**What you are asked to do**
Copy out the data below. Leave nothing out and alter nothing.

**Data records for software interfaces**

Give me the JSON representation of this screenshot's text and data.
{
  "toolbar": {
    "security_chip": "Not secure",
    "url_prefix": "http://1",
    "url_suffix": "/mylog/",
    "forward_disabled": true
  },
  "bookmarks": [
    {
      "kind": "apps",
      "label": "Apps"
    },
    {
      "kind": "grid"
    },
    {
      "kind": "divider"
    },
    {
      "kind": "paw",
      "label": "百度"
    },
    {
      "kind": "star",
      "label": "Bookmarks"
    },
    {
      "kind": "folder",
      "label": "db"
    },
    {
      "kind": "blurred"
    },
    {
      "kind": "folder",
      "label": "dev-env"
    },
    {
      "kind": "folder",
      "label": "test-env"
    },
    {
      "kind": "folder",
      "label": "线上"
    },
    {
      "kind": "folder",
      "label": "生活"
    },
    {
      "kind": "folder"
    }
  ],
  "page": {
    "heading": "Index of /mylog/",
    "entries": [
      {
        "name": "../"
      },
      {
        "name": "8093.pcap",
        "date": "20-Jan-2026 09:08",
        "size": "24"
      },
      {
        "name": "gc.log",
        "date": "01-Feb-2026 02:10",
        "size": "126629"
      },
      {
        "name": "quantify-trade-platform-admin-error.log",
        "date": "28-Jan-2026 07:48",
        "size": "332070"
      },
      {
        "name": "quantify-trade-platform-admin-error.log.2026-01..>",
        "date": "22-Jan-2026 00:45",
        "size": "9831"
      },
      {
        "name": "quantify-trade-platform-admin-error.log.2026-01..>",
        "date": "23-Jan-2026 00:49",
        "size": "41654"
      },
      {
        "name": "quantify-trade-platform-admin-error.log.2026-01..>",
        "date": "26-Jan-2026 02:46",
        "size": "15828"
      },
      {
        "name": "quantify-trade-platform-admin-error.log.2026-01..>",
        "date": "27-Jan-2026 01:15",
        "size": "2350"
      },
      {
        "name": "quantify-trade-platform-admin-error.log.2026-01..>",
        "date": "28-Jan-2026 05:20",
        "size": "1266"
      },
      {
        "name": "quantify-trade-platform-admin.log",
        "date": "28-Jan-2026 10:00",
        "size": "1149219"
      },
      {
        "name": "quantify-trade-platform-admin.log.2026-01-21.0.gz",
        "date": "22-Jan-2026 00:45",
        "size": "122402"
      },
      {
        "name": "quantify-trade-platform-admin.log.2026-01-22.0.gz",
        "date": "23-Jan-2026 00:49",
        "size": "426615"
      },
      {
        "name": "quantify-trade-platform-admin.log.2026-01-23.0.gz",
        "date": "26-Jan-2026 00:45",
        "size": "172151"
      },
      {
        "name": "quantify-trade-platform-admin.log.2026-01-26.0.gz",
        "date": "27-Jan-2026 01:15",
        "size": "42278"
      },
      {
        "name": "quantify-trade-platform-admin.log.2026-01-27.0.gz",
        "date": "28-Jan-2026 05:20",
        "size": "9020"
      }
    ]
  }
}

**Solved problem**
Give me the JSON representation of this screenshot's text and data.
{
  "toolbar": {
    "security_chip": "Not secure",
    "url_prefix": "http://1",
    "url_suffix": "/mylog/",
    "forward_disabled": true
  },
  "bookmarks": [
    {
      "kind": "apps",
      "label": "Apps"
    },
    {
      "kind": "grid"
    },
    {
      "kind": "divider"
    },
    {
      "kind": "paw",
      "label": "百度"
    },
    {
      "kind": "star",
      "label": "Bookmarks"
    },
    {
      "kind": "folder",
      "label": "db"
    },
    {
      "kind": "blurred"
    },
    {
      "kind": "folder",
      "label": "dev-env"
    },
    {
      "kind": "folder",
      "label": "test-env"
    },
    {
      "kind": "folder",
      "label": "线上"
    },
    {
      "kind": "folder",
      "label": "生活"
    },
    {
      "kind": "folder"
    }
  ],
  "page": {
    "heading": "Index of /mylog/",
    "entries": [
      {
        "name": "../"
      },
      {
        "name": "8093.pcap",
        "date": "20-Jan-2026 09:08",
        "size": "24"
      },
      {
        "name": "gc.log",
        "date": "01-Feb-2026 02:10",
        "size": "126629"
      },
      {
        "name": "quantify-trade-platform-admin-error.log",
        "date": "28-Jan-2026 07:48",
        "size": "332070"
      },
      {
        "name": "quantify-trade-platform-admin-error.log.2026-01..>",
        "date": "22-Jan-2026 00:45",
        "size": "9831"
      },
      {
        "name": "quantify-trade-platform-admin-error.log.2026-01..>",
        "date": "23-Jan-2026 00:49",
        "size": "41654"
      },
      {
        "name": "quantify-trade-platform-admin-error.log.2026-01..>",
        "date": "26-Jan-2026 02:46",
        "size": "15828"
      },
      {
        "name": "quantify-trade-platform-admin-error.log.2026-01..>",
        "date": "27-Jan-2026 01:15",
        "size": "2350"
      },
      {
        "name": "quantify-trade-platform-admin-error.log.2026-01..>",
        "date": "28-Jan-2026 05:20",
        "size": "1266"
      },
      {
        "name": "quantify-trade-platform-admin.log",
        "date": "28-Jan-2026 10:00",
        "size": "1149219"
      },
      {
        "name": "quantify-trade-platform-admin.log.2026-01-21.0.gz",
        "date": "22-Jan-2026 00:45",
        "size": "122402"
      },
      {
        "name": "quantify-trade-platform-admin.log.2026-01-22.0.gz",
        "date": "23-Jan-2026 00:49",
        "size": "426615"
      },
      {
        "name": "quantify-trade-platform-admin.log.2026-01-23.0.gz",
        "date": "26-Jan-2026 00:45",
        "size": "172151"
      },
      {
        "name": "quantify-trade-platform-admin.log.2026-01-26.0.gz",
        "date": "27-Jan-2026 01:15",
        "size": "42278"
      },
      {
        "name": "quantify-trade-platform-admin.log.2026-01-27.0.gz",
        "date": "28-Jan-2026 05:20",
        "size": "9020"
      }
    ]
  }
}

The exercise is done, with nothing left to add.